(Records drawn from a dataset)
___

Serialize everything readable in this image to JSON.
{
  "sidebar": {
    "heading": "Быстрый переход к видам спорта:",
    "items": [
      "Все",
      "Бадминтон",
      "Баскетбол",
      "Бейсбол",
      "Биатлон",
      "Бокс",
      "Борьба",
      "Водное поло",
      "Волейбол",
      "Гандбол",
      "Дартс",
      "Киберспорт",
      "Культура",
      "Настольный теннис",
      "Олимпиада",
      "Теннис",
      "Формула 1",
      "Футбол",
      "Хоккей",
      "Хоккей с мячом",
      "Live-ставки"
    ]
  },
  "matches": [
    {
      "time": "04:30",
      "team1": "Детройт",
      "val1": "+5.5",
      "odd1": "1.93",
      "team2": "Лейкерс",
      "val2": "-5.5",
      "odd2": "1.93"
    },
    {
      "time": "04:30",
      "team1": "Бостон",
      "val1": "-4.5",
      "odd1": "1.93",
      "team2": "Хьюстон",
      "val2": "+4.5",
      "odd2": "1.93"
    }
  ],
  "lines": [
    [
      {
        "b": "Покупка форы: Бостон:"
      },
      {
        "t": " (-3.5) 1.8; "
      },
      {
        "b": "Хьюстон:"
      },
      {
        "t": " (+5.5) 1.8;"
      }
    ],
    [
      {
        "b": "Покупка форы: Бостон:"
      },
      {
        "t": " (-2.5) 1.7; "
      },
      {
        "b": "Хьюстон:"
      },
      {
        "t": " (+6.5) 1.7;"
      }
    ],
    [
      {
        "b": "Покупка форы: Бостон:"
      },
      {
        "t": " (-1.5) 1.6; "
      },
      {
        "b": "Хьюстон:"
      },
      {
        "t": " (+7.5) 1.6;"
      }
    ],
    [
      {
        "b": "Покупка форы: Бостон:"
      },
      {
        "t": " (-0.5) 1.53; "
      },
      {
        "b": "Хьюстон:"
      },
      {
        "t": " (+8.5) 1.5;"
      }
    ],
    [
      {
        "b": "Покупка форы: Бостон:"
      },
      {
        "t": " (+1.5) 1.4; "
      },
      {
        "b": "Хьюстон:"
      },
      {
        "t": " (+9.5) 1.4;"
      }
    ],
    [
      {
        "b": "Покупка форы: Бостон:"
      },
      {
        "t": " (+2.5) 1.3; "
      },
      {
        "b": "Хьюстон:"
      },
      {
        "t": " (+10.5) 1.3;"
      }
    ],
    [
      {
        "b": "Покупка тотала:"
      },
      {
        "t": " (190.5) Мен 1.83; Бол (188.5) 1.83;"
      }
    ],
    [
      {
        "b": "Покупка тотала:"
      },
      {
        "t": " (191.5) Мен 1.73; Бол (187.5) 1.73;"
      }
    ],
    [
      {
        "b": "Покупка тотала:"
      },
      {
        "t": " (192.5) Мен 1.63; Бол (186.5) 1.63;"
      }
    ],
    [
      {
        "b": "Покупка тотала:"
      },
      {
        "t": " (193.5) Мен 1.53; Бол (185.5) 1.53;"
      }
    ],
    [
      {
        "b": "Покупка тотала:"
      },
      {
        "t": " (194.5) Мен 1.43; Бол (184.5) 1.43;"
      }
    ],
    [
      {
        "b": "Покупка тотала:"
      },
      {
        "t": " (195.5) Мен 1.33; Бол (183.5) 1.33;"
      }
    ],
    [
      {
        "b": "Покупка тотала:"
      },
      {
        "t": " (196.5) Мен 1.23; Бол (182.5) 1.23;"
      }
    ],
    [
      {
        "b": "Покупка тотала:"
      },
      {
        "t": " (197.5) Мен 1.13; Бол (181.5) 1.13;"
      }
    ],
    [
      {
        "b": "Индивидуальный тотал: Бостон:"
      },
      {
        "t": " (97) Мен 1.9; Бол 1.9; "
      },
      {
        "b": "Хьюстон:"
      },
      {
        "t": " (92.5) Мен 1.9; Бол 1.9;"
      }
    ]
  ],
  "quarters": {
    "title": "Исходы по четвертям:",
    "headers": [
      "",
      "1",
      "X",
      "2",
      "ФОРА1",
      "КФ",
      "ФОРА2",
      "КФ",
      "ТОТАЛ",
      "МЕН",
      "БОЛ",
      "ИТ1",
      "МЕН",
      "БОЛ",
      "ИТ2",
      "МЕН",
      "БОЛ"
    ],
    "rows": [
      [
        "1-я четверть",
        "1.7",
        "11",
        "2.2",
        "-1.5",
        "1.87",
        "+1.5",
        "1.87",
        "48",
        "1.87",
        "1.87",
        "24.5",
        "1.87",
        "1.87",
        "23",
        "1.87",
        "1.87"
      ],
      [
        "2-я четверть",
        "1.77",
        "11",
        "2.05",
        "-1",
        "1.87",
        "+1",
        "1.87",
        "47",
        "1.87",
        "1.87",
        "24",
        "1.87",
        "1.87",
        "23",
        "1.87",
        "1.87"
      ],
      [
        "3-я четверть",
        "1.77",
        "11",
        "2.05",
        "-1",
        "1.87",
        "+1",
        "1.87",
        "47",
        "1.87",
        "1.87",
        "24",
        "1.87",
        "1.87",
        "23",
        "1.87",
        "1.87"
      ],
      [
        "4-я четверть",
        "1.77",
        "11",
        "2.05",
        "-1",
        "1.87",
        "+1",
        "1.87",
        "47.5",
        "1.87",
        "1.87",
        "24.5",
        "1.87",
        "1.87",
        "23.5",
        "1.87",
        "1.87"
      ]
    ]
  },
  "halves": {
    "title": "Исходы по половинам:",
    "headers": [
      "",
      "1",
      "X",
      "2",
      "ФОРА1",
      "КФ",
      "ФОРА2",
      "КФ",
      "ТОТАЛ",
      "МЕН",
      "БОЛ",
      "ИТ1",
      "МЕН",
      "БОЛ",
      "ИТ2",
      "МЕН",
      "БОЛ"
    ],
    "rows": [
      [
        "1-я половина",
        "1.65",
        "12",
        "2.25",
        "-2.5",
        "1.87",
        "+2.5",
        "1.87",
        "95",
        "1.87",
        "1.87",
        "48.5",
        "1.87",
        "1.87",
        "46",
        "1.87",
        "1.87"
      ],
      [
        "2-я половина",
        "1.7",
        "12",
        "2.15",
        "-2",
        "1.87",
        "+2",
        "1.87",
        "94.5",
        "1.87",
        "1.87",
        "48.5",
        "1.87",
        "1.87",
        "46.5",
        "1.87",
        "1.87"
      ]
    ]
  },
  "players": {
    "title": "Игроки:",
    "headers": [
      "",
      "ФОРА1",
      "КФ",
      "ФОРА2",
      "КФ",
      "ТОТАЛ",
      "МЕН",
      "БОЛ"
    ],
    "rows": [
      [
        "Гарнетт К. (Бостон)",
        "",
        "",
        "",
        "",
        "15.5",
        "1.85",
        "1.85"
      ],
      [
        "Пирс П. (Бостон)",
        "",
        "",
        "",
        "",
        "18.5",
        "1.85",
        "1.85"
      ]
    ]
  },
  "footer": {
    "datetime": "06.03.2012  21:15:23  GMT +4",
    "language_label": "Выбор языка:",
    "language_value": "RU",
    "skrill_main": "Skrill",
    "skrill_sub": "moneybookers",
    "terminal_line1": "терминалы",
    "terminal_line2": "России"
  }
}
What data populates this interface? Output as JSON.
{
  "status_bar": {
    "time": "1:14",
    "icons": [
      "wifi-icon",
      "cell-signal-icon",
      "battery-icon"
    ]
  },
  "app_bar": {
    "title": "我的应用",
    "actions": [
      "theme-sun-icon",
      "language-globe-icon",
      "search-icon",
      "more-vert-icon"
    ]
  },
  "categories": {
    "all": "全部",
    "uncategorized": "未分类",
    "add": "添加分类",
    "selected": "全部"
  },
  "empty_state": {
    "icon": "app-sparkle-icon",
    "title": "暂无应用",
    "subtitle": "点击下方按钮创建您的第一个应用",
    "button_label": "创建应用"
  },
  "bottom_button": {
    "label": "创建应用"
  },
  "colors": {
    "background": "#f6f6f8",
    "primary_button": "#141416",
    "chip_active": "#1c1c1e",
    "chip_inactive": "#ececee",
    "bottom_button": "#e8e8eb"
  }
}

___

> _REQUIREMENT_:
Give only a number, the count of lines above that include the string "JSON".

> _ANSWER SPACE_:
2